Monday, 16 December.
School was canceled today, and the snow started in earnest just before 9 a.m.
I had stayed up late watching THE RAIN on Netflix, so I slept later than usual this morning.
Before even starting the coffee, I needed to finish payroll approvals for school. That part of the clock never stops, even on a holiday or a snow day. Then, with the Christmas tree lights warming the room, I put on the turntable an old Mantovani Christmas carol album, and started on breakfast.
We had planned a full day of juries at school today, so the emails were flying furiously this morning as four different area heads and two room schedulers tried to coordinate what to do. The team pulled together beautifully, and we are in good shape, knowing we will witness all the necessary performance juries this week.
11.40 a.m. now. A Honeycrisp & ginger apple pie is in oven, one I made from scratch in the last hour. Robert Goulet’s really over-the-top Christmas album helped keep me in the mood.
Two loads of whites are in the basement. It’s laundry day too.
The snow is storming down, and all is blanketed and soft outdoors. D has just texted that he may stop by later. If he does, he will find homemade apple pie and homemade potato soup, and a grilled cheese.
George Winston’s “December” album on the turntable now. I love the pop and hiss of these old LPs.
Now I need to read Morning Prayer before noon.

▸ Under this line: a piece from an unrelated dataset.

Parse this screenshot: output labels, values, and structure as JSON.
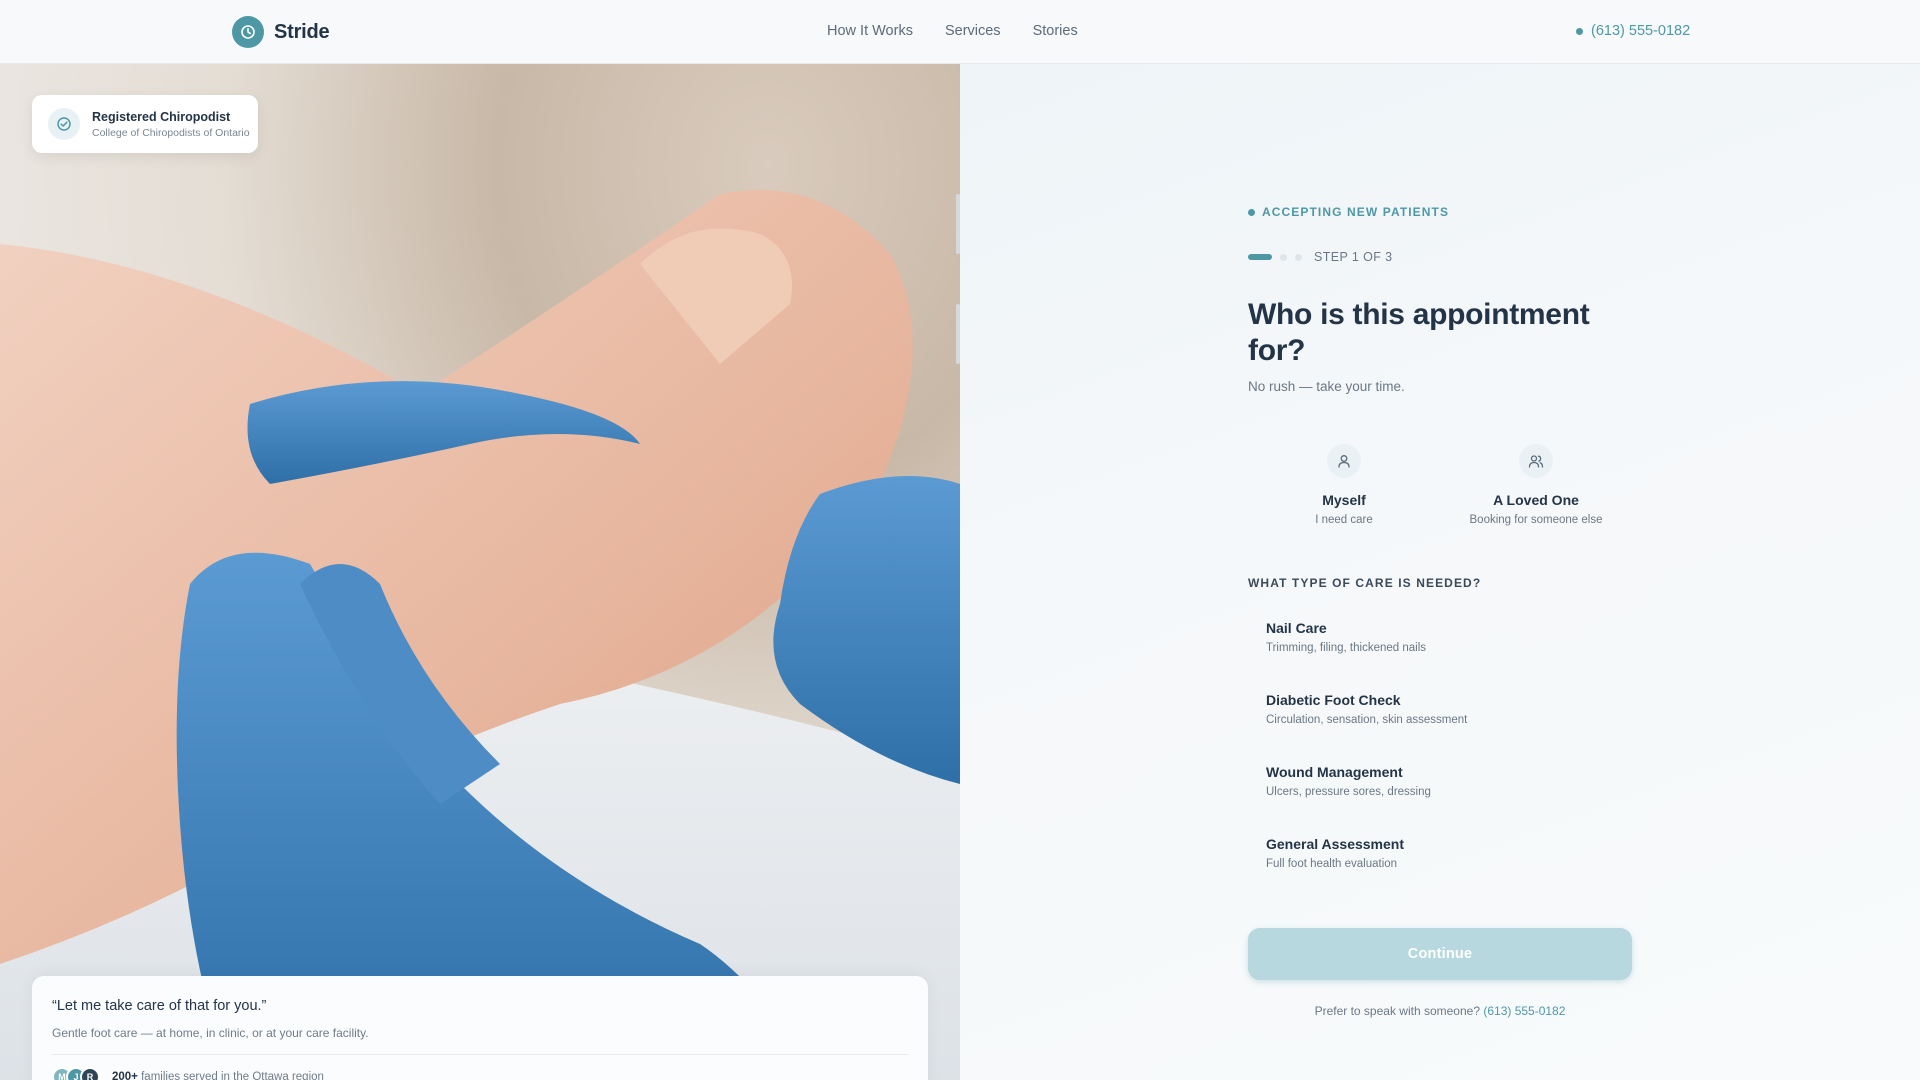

4 p.m. D stopped by, and thus I shared a meal of homemade potato soup, grilled cheese, and apple pie. Now I’m on carbohydrate overload.
The Christmas cards are done. All that’s left is to print the annual Christmas carol (written last week, and this year an Advent carol instead) and stuff the envelopes, then pop them in the post.
I had plans today to finish two Circus Harmony band charts. But now it’s 4 p.m. and I just want a nap.
At least the laundry is done.
Evening now. A very kind neighbor has shoveled the front walk. Elizabeth and James live next door, with their adorable daughter Olivette. I’ll take to them in a few minutes peasant bread fresh from the oven, and some of the apple pie.
Schools are already calling off for tomorrow. If Webster does, I have no Plan C for juries and finals. The weather is tapering, and I’m hopeful.
Mushrooms are stuffed for an 8 p.m. late meal. It’ll be light, believe it or not.
Evening Prayer tonight will be with special intentions, marking seven years since the tragedy in Newtown, Conn., and for Victims of Gun Violence in St. Louis, across Missouri, country, and the world.
All day long: this feeling that a cold is trying to take hold. I’ve not had an honest-to-god cold virus in nearly ten years. And I don’t wish to start now. But the slight sore throat and drippy nose, coupled with the tired eyes and the slightly sore neck, cause me a bit of anxiety.
Evening Prayer was tearful. Mother Kathie at Christ Church Cathedral sent the text of the litany at noonday today, and as I read it, I (and many others today) named aloud the names of the children killed seven years ago today at Sandy Hook, and also the names and ages of 27 Saint Louis children killed by gun violence in 2019. Grief and rage and hope all huddled together in my voice and spirit for a while.
The closing exhortation was beautiful:
The wisdom of God, the Love of God and the grace of God strengthen us to be the hands and heart of the Almighty One in this world, and may God’s love and blessing continue to be with us always for life is short, and we do not have much time to gladden the hearts of those who travel with us. So be quick to love, and make haste to be kind. And may the blessings of God be upon you, and stay with you, and those you love, now and forever.
Then comes the 9 p.m. text, telling us that Webster University is closed until 10 a.m. Tuesday. One more final (seven of them in the Department of Music tomorrow morning at 8) is now rescheduled.
And quite unhelpfully, the message says to consult your instructor on when tomorrow’s exam will actually be given. No guidance for anyone . . . .
My final on-task hour of the day has been devoted to being department chair. I love my job, but really?
And with that, good night!